Last weekend, Tim and I went on a combined business and romantic retreat. A bit of R and R for a day or two. Between business sessions, we rented a tandem bicycle at the local sports center. A flood of memories rushed through me as I climbed onto the back seat of the double-seated bike. Tim and I used to rent tandem bikes in the early eighties in Eugene, Oregon when we were in college. We traveled miles to parks on the outskirts of town, where we picnicked in sun-bathed fields of mint and wildflowers.
Saturday, I climbed onto the back seat of the tandem. As we took off, my muscles trembled and I was sure I was going to tumble across my handlebars into Tim’s lap. On the couch in our rental home, maybe. But on a bike careening around steep, curvy hills, no way.
Here’s what I learned from the ride:
- The tighter you grip the handlebars, the more the bike wobbles. I had a limited view of the pavement ahead of us. I figured white-knuckling the experience would help steady the bike. Nope. The harder I gripped the handlebars, the more I shook. The more we shook.
- When fear tries to take the upper hand, we need to focus on communicating more often and more clearly. We developed a system. To get going after a stop, we called out, “Scooch, scooch, scooch, go!” And when we prepared to halt, Tim called out, “Breaking! Coast!” We gradually got into sync.
- As we coordinated our movements, Tim’s ability to take hills and corners earned my trust. I relaxed. Bingo! The bike steadied. We were able to finish a four-mile ride and return in good shape—the bike, that is. We were both a little out of shape, but shared good-natured laughter and made a fun memory along the way.

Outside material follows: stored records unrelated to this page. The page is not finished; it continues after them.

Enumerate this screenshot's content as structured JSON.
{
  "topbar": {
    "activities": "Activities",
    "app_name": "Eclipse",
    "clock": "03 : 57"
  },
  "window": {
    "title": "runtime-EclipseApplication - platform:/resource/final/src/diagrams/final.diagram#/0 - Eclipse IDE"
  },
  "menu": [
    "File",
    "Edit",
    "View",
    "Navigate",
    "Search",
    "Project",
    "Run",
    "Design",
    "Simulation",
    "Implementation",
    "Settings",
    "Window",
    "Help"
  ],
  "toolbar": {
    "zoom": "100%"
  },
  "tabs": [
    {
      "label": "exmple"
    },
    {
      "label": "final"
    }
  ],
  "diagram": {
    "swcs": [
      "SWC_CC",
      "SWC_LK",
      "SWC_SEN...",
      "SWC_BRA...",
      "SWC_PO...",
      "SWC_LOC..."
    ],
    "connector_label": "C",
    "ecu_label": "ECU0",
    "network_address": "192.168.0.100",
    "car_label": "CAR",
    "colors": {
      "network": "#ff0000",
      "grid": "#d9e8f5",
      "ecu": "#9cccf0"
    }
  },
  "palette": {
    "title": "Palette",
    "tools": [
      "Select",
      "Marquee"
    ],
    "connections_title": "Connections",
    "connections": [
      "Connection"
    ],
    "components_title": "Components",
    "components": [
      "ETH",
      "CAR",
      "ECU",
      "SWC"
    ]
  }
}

I figure our journey with Jesus is just the same. The more we try to take control, the shakier things get. When we talk it out with Christ and our families, we dispel fear. And the deeper we trust, the steadier the journey.
Friend, what helps you develop trust when someone else is driving?